BELLEFONTE — The Hotel Do De will be torn down, the building’s owner said Wednesday after an engineer surveyed the building that was badly damaged by fire Sept. 9.
“It’s got to come down,” said John Dann Sr., the owner. “We’re going to do what we have to do.”
Jesse Smith, the structural engineer, was hoisted up in the Undine Fire Company’s ladder truck to survey the damage, peering into the building through the windows, checking out the roof and taking pictures. He said there was extensive fire damage, the roof collapsed onto the third floor and the wood has been badly charred.
Smith will give Bellefonte officials a written report this week outlining what he found. Once the officials have the report, they will notify Dann of what they want him to do and give him time to comply.
Smith said the damage is so bad that it’s highly unlikely anyone would want to invest the money to repair it.
While the Do De can’t be saved barring a generous investor wanting to restore the building, the Garman Opera House Theatre could be.
The Garman suffered fire damage to the top floors, but Smith said the building is still being assessed to see how stable it is.
In the meantime, the borough will pay to put a roof over the Garman. Its roof collapsed in the fire, and heavy rain Tuesday meant the inside got wet.
The owner, Kathryn Iadarola, is in foreclosure proceedings with a bank and had declined to comment.
Borough Manager Ralph Stewart said it’s important that the building be protected from rain and snow as soon as possible.
“Given the circumstances, the borough’s going to have to step up to do that,” he said.
Stewart said he doesn’t know how much a roof will cost.
Bellefonte Fire Chief Tim Schreffler, also on the scene during the inspection Wednesday, said the cause of the fire remained under investigation.
He went inside the Do De on Wednesday during the inspection and said the damage he saw was “horrible.”
Schreffler said East High Street in front of the Do De will remain closed until further notice.
Dann was able to retrieve some items from inside. He hauled out files, parts of a cash register and other mementos, like a framed picture of the Do De’s exterior and a sign warning people who aren’t 21 years old to leave the bar.
A pair of athletic shoes and a piggy bank were pulled out of one of the apartments Wednesday and returned to the resident.
Workers removed the Hotel Do De sign from the front porch, and the sign for J&E Guns was taken down, too.
Dann said he hasn’t moved forward with finding a new location for the Do De bar, because figuring out what would become of the building is the top priority.
The people who were left homeless were living in a temporary shelter organized by the local chapter of the American Red Cross in the Trinity United Methodist Church through Wednesday afternoon.

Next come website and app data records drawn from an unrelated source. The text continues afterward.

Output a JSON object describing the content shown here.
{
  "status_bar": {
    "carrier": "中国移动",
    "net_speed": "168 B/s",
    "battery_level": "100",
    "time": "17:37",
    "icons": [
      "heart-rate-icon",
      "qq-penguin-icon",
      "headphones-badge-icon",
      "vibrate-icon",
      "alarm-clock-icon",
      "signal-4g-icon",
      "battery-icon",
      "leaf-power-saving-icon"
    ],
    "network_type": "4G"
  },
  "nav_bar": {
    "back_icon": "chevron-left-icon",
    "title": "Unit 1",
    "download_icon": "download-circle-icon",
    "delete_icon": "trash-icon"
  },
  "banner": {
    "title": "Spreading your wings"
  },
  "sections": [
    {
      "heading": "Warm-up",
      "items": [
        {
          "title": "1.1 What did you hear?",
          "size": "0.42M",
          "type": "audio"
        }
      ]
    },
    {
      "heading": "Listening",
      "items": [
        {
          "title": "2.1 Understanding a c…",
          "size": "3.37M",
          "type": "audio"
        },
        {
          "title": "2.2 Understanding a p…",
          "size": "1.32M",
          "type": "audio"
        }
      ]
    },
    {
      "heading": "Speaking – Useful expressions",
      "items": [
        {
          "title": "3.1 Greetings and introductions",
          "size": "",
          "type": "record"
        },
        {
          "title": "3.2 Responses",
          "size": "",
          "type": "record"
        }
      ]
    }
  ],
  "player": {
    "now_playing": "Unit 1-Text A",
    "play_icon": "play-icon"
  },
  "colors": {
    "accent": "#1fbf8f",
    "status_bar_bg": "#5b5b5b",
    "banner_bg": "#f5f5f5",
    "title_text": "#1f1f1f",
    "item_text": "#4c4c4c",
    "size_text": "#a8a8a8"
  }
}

The shelter closed once the residents either found permanent homes or went to stay with family or friends while working to finalize their housing plans.
Mike Dawson can be reached at 231-4616. Follow him on Twitter @MikeDawsonCDT